Data records
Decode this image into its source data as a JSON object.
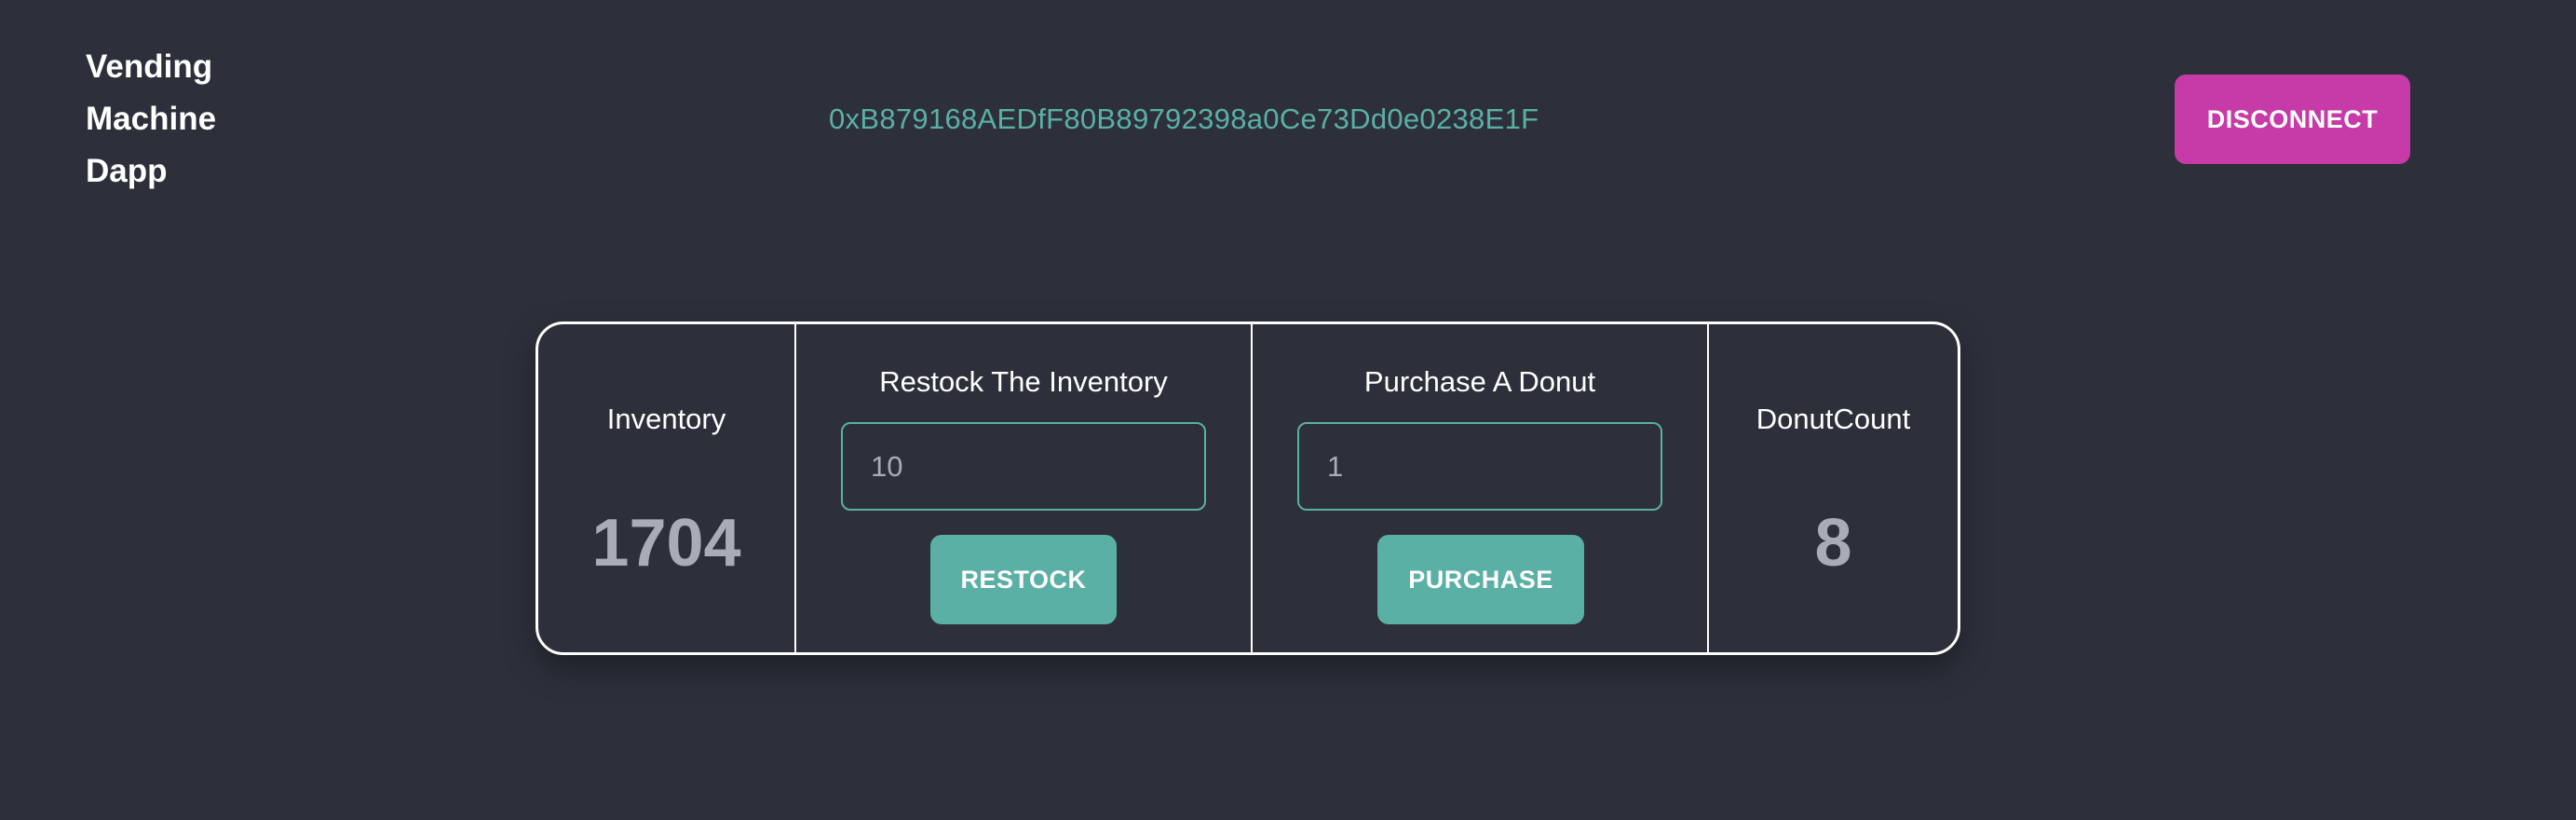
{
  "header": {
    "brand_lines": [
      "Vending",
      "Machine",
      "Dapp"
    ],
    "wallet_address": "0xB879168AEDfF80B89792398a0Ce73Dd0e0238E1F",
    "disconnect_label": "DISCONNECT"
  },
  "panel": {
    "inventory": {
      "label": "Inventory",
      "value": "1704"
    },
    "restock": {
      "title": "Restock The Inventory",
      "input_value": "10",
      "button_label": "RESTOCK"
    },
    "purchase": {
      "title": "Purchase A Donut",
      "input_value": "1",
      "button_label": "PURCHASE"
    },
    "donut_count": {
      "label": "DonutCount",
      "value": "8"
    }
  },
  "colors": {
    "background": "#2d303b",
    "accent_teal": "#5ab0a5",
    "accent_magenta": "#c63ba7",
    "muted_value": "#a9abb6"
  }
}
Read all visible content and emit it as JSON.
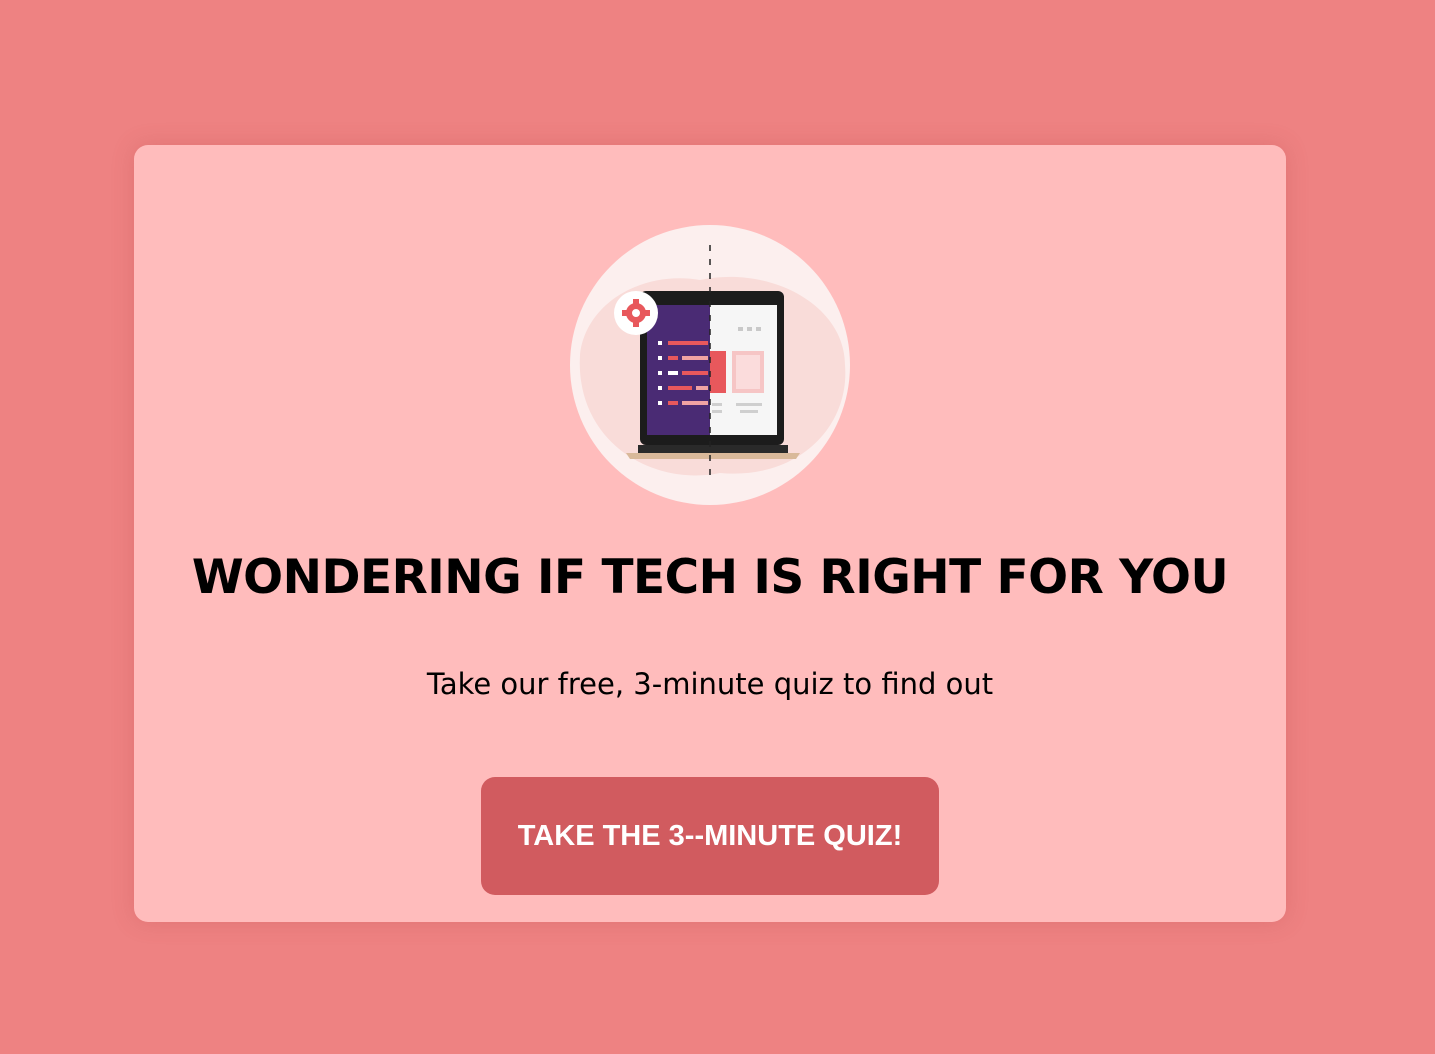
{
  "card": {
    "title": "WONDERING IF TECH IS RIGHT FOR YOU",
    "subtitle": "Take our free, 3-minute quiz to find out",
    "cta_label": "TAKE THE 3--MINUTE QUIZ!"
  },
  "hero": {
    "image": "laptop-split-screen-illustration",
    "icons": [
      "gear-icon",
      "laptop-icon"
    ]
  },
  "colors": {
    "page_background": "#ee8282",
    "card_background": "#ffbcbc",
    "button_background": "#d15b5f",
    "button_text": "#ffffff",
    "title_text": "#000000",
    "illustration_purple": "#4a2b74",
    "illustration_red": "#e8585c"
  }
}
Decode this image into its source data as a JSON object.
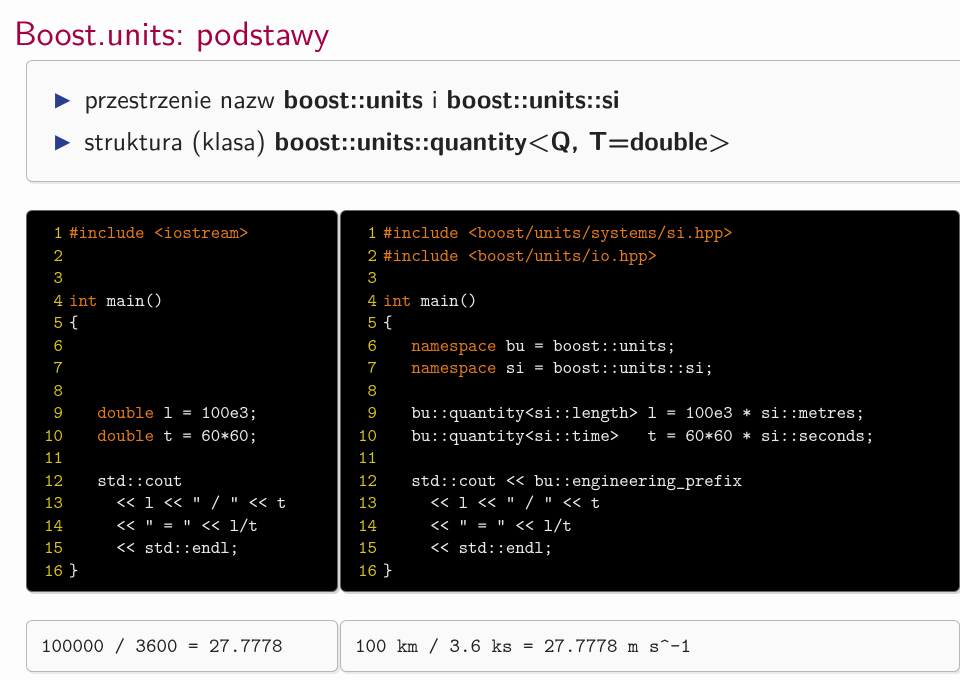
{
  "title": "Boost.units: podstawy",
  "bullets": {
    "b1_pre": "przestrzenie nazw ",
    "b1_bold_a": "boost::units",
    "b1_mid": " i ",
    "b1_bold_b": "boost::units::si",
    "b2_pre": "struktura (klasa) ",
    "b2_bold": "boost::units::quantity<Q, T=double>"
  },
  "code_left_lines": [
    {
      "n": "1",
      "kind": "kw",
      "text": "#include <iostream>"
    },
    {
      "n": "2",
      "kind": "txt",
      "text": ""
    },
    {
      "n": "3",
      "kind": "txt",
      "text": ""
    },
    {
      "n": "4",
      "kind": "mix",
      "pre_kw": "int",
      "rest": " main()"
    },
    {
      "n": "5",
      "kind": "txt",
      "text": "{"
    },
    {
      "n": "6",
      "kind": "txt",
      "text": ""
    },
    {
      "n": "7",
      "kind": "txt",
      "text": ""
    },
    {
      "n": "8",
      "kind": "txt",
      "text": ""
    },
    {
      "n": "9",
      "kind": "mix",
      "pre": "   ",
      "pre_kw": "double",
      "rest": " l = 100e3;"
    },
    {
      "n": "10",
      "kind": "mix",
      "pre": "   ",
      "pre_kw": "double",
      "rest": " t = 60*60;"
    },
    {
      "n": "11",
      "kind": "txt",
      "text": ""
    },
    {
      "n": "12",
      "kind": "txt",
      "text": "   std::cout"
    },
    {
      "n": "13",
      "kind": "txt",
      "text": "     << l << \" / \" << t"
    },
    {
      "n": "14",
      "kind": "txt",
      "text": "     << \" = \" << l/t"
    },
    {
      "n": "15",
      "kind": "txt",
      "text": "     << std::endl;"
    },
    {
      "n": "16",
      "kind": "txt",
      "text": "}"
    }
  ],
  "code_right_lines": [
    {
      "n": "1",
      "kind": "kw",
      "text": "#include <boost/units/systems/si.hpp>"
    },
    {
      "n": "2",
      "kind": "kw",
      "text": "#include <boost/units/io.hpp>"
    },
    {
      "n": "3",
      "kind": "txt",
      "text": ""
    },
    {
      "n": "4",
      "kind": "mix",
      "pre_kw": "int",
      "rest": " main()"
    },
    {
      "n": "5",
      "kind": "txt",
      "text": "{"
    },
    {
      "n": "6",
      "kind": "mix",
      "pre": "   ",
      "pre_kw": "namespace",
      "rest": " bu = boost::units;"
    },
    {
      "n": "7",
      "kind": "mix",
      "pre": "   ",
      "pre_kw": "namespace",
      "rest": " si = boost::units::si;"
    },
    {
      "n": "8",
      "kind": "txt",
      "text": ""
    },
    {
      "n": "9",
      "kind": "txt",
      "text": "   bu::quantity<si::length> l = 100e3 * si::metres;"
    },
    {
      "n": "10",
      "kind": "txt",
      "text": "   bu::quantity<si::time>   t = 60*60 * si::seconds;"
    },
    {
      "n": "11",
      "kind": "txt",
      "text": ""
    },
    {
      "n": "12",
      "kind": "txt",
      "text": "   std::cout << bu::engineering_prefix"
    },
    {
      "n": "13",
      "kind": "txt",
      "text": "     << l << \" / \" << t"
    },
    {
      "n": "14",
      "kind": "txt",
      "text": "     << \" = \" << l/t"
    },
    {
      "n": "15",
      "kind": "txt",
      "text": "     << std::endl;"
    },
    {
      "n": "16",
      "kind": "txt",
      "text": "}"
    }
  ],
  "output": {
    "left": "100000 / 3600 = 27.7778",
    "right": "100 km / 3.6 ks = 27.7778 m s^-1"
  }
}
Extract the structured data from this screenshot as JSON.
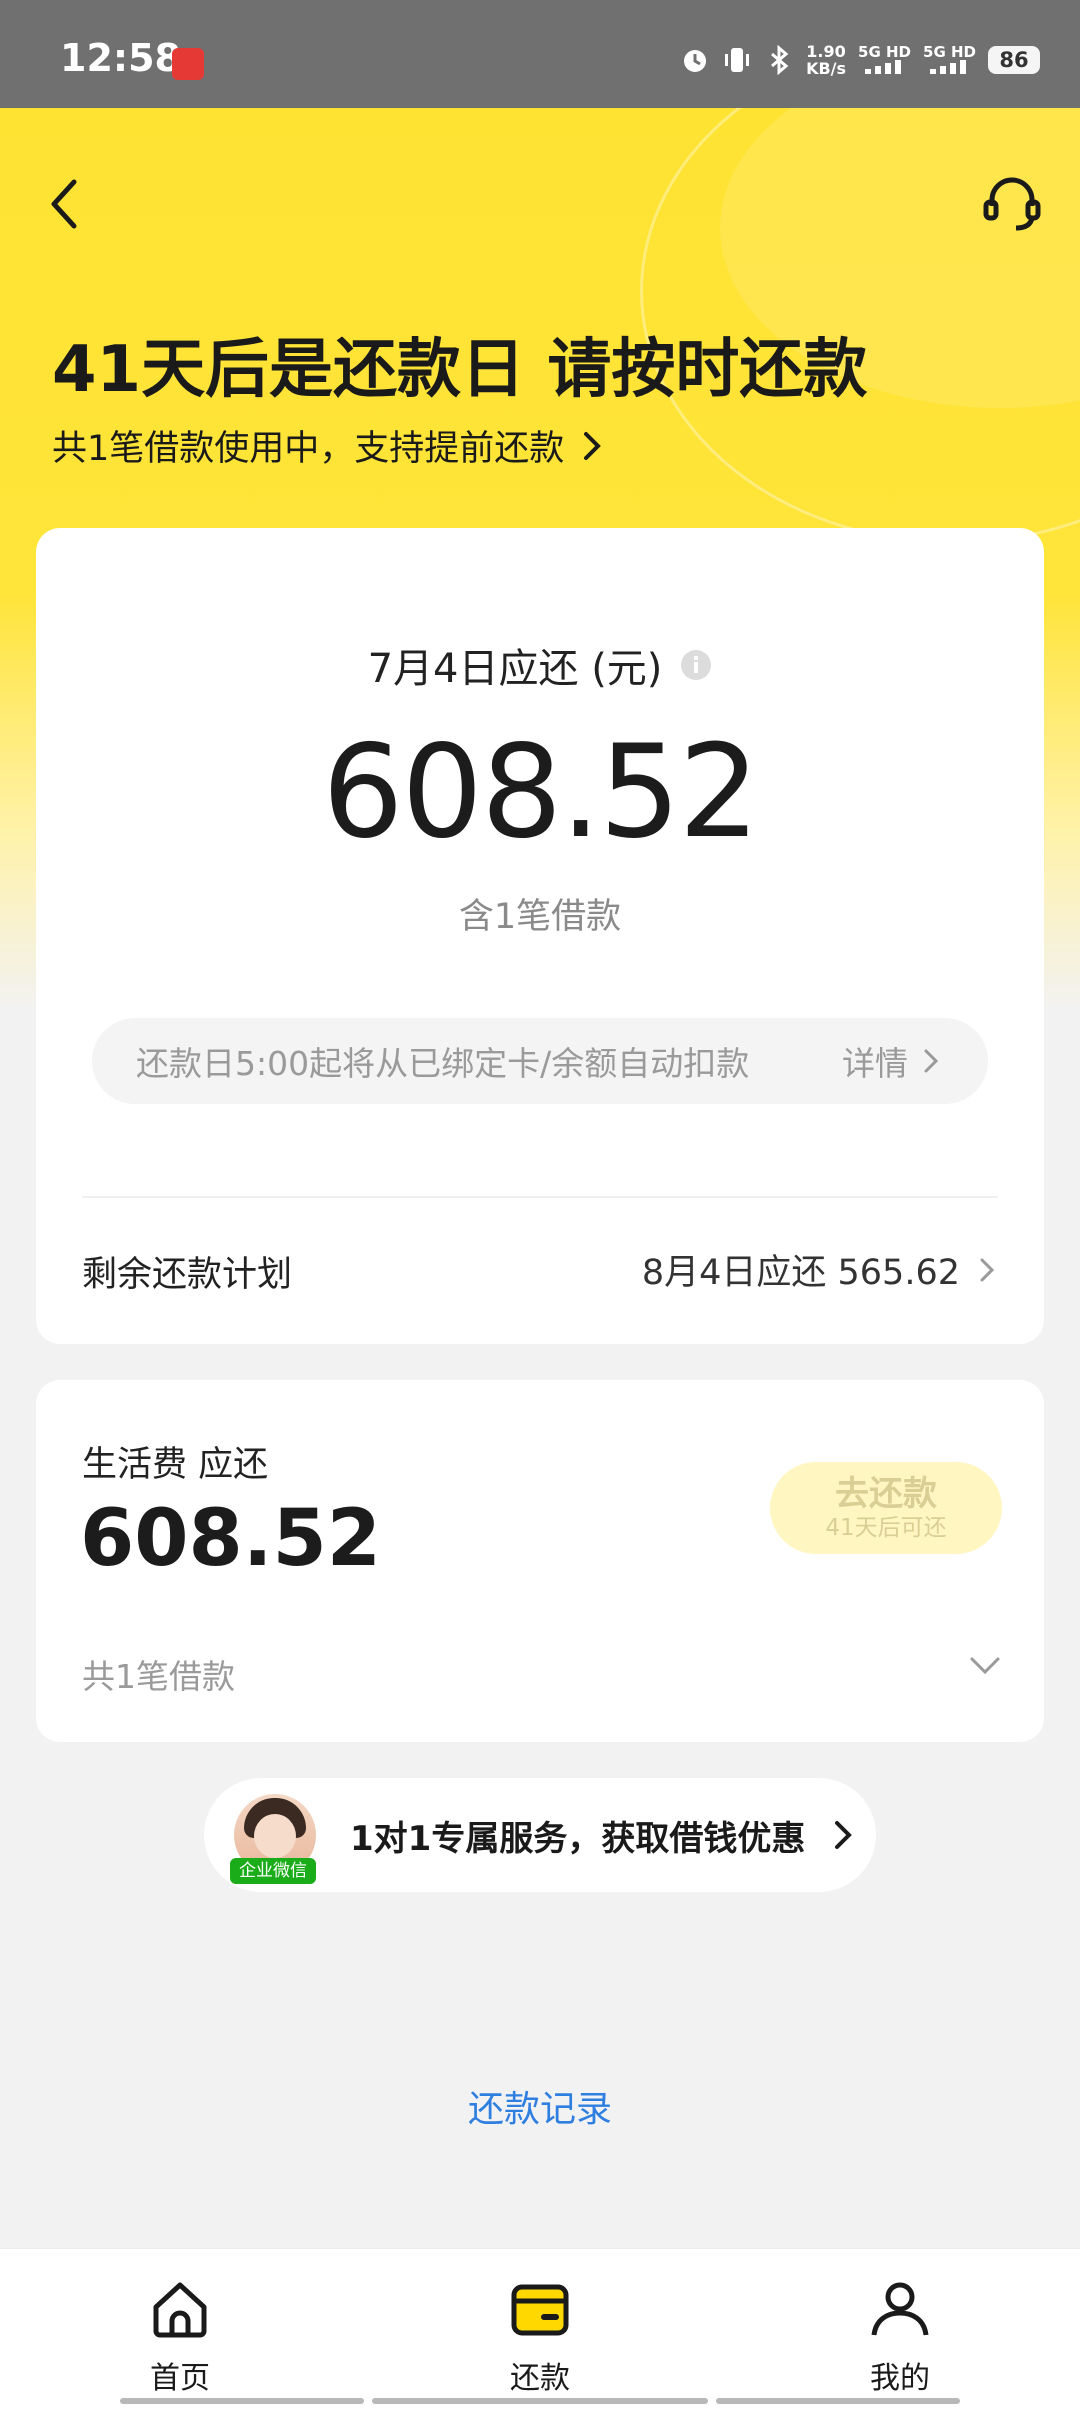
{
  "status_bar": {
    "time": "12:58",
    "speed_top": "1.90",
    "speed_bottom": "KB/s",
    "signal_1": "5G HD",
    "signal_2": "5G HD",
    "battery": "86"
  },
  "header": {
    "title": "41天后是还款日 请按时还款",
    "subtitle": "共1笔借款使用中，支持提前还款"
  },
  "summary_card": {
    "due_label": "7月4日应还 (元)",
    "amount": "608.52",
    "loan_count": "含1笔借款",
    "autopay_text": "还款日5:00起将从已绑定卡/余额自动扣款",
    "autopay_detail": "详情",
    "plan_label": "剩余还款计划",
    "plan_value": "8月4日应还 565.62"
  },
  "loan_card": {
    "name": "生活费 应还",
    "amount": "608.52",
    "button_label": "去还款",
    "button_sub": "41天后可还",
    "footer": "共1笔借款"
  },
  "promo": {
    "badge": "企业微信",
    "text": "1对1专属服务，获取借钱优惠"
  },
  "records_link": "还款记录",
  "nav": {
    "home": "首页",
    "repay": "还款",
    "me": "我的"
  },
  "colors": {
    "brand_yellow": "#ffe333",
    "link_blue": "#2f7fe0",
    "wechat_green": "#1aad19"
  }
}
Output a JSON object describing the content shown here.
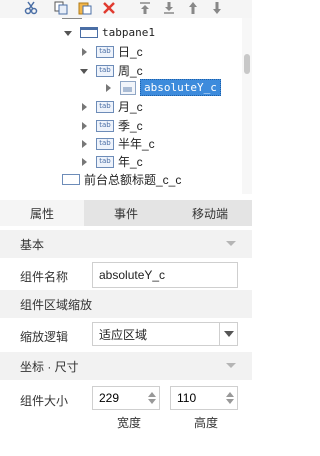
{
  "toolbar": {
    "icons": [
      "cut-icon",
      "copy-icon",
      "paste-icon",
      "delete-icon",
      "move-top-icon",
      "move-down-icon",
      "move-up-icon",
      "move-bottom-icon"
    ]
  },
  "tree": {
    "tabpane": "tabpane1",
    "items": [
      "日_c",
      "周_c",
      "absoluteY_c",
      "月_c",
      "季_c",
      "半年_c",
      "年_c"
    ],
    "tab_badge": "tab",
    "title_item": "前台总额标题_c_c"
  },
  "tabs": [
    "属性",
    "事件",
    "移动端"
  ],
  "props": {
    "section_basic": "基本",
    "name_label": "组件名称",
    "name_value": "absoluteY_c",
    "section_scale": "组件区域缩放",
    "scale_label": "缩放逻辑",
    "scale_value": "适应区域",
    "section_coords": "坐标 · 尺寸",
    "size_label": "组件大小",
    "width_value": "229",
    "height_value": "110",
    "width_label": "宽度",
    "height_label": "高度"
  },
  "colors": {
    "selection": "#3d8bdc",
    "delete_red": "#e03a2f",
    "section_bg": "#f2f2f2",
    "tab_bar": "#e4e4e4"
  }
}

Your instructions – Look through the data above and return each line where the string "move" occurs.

Answer below –
      "move-top-icon",
      "move-down-icon",
      "move-up-icon",
      "move-bottom-icon"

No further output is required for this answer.